Now Manning, 58, is chasing his next windfall. To pull it off he will need fortune and friends in abundance. He is raising up to $400 million to harness the wind of energy and the tax code for subsidies. On these wind farms, each dotted with multiple million-dollar towers topped with giant, perfectly curved propellers, government loot is as much a driving force as moving air. But the federal tax credit for wind energy is set to expire at the end of next year. Gulp.
That is as clear a lead as I have read in a very long time. Manning is number 354 on the Forbes 400 list. He got there by having plenty of political “friends”, and he has his sights set on making his fortune larger by accumulating wind energy tax credits and by successfully convincing his friends to extend those credits – perhaps indefinitely.
I put the word friends in quotes because I work in Washington, DC where one of the favorite aphorisms is “If you want a friend in Washington, get a dog.” Here, the common way to obtain friends like the ones described in the article is by giving them as much money as possible and by convincing others to do the same. Some call that type of arrangement a “campaign contribution” and “fund raising”; others use somewhat nastier words.
Whenever an antinuclear wind supporter complains about nuclear subsidies, I get a bit embarrassed because I know that the nuclear power industry has worked pretty hard to obtain some grants and tax credits that are similar to those of the wind industry. I understand why, but I sure wish that our leaders would have worked instead to level the playing field by pushing to get rid of all energy subsidies.
The energy business is extremely profitable and should be self-financing for all useful production systems. For example, the top five oil companies reported profits in the most recent quarter that total more than $240,000 per minute. In another example, a recent report by ISO New England contains the interesting observation that a single additional 1000 MWe coal or nuclear plant in New England would have saved electrical power customers $600 million in 2005. (See Blackouts await without power upgrade: ISO New England warns $3.4B in plant investments needed)
Getting back to Mr. Manning, I was also intrigued by the mention in the article that his mother was a polio survivor who spent much of her life completely dependent on reliable electricity in order to continue breathing. I certainly hope that the wind power that will provide Mr. Manning with more riches does not destabilize the grid in the future.
There are plenty of other people that need the steady supply of electricity that cannot be provided by wind farms without plenty of backup from the grid.
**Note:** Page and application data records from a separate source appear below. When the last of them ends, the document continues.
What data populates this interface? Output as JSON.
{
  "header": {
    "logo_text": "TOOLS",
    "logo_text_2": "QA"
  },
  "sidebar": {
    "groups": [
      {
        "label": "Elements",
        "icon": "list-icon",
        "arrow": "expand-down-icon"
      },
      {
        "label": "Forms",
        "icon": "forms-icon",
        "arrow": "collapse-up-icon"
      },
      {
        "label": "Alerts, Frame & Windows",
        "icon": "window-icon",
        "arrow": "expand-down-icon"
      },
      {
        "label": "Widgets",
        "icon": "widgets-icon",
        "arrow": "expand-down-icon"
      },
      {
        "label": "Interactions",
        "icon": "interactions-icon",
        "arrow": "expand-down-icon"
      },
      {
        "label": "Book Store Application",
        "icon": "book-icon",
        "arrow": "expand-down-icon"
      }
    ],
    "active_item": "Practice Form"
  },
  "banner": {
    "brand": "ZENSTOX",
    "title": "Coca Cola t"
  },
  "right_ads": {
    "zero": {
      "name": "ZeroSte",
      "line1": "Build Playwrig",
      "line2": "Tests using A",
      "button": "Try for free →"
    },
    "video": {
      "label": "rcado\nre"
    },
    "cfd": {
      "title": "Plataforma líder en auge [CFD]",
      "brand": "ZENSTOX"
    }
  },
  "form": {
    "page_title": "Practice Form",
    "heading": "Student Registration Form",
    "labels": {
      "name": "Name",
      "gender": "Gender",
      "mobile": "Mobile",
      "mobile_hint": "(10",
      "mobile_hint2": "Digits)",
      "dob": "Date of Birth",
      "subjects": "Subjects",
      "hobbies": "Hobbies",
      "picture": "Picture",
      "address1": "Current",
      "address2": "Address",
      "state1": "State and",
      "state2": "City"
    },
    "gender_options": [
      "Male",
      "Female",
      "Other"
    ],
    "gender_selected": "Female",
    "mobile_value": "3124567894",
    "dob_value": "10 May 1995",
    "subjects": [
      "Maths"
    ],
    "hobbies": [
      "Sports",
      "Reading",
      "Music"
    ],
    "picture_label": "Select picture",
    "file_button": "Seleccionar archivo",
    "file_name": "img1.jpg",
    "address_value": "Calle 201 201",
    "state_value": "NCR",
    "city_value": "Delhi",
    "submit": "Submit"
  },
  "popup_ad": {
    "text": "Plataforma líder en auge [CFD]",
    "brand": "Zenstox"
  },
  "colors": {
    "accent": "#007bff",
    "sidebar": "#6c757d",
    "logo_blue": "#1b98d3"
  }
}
I also hope that the billions of dollars invested in the technology by the government and by private investors because of mandated renewable energy portfolios is measured for its actual contributions to power supply, not for its additions to “capacity” that is rarely available at the time when it is most needed.